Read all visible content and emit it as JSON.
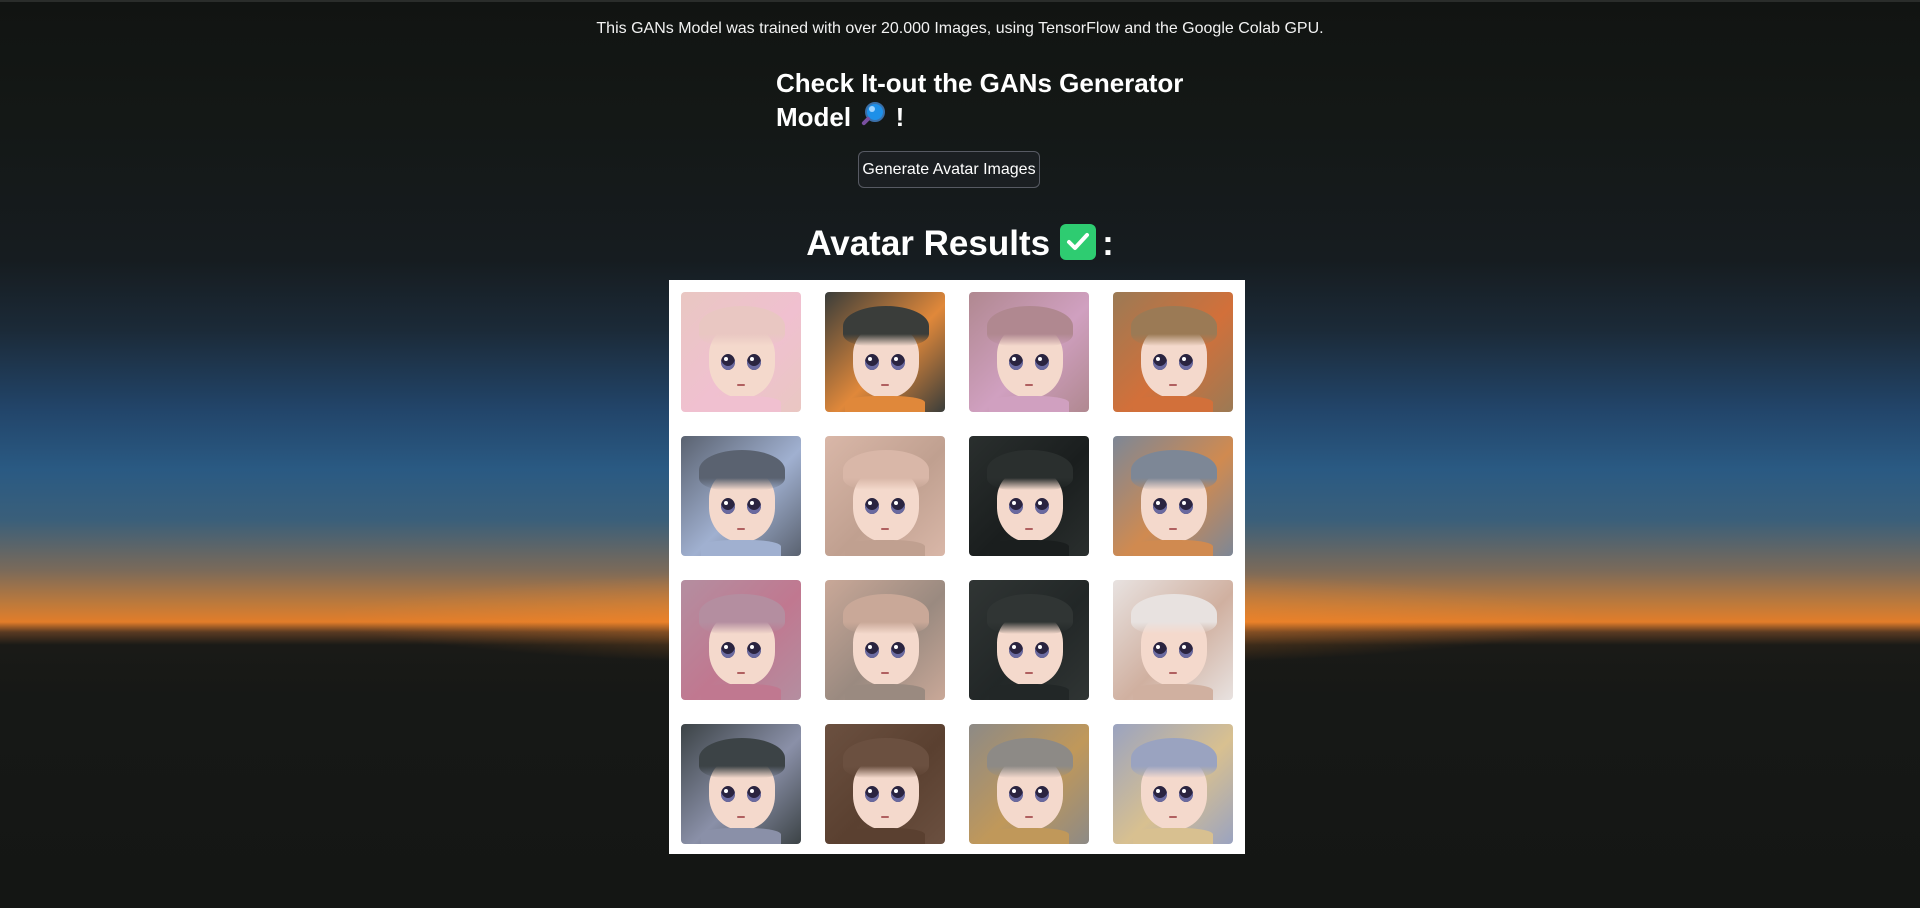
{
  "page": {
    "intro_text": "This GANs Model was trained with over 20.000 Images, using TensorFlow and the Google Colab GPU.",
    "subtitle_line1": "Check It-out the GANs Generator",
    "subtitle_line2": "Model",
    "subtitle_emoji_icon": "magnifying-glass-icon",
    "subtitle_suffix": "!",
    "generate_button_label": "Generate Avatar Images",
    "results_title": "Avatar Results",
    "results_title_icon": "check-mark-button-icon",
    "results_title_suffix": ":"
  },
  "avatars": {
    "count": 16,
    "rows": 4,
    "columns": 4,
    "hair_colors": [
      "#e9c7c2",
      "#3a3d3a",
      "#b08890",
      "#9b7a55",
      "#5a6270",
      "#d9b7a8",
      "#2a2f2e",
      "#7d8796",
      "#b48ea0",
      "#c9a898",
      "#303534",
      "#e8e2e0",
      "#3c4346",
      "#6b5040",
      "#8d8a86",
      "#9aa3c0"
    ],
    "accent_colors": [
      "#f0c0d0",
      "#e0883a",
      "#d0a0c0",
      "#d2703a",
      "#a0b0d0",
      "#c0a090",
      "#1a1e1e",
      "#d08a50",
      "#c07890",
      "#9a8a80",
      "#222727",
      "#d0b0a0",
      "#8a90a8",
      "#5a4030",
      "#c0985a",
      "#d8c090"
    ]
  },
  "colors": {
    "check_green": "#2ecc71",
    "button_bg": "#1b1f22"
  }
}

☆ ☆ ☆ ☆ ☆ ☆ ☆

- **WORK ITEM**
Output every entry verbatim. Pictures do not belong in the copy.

- **RESPONSE TO THIS TASK**
Read all visible content and emit it as JSON.
{
  "page": {
    "intro_text": "This GANs Model was trained with over 20.000 Images, using TensorFlow and the Google Colab GPU.",
    "subtitle_line1": "Check It-out the GANs Generator",
    "subtitle_line2": "Model",
    "subtitle_emoji_icon": "magnifying-glass-icon",
    "subtitle_suffix": "!",
    "generate_button_label": "Generate Avatar Images",
    "results_title": "Avatar Results",
    "results_title_icon": "check-mark-button-icon",
    "results_title_suffix": ":"
  },
  "avatars": {
    "count": 16,
    "rows": 4,
    "columns": 4,
    "hair_colors": [
      "#e9c7c2",
      "#3a3d3a",
      "#b08890",
      "#9b7a55",
      "#5a6270",
      "#d9b7a8",
      "#2a2f2e",
      "#7d8796",
      "#b48ea0",
      "#c9a898",
      "#303534",
      "#e8e2e0",
      "#3c4346",
      "#6b5040",
      "#8d8a86",
      "#9aa3c0"
    ],
    "accent_colors": [
      "#f0c0d0",
      "#e0883a",
      "#d0a0c0",
      "#d2703a",
      "#a0b0d0",
      "#c0a090",
      "#1a1e1e",
      "#d08a50",
      "#c07890",
      "#9a8a80",
      "#222727",
      "#d0b0a0",
      "#8a90a8",
      "#5a4030",
      "#c0985a",
      "#d8c090"
    ]
  },
  "colors": {
    "check_green": "#2ecc71",
    "button_bg": "#1b1f22"
  }
}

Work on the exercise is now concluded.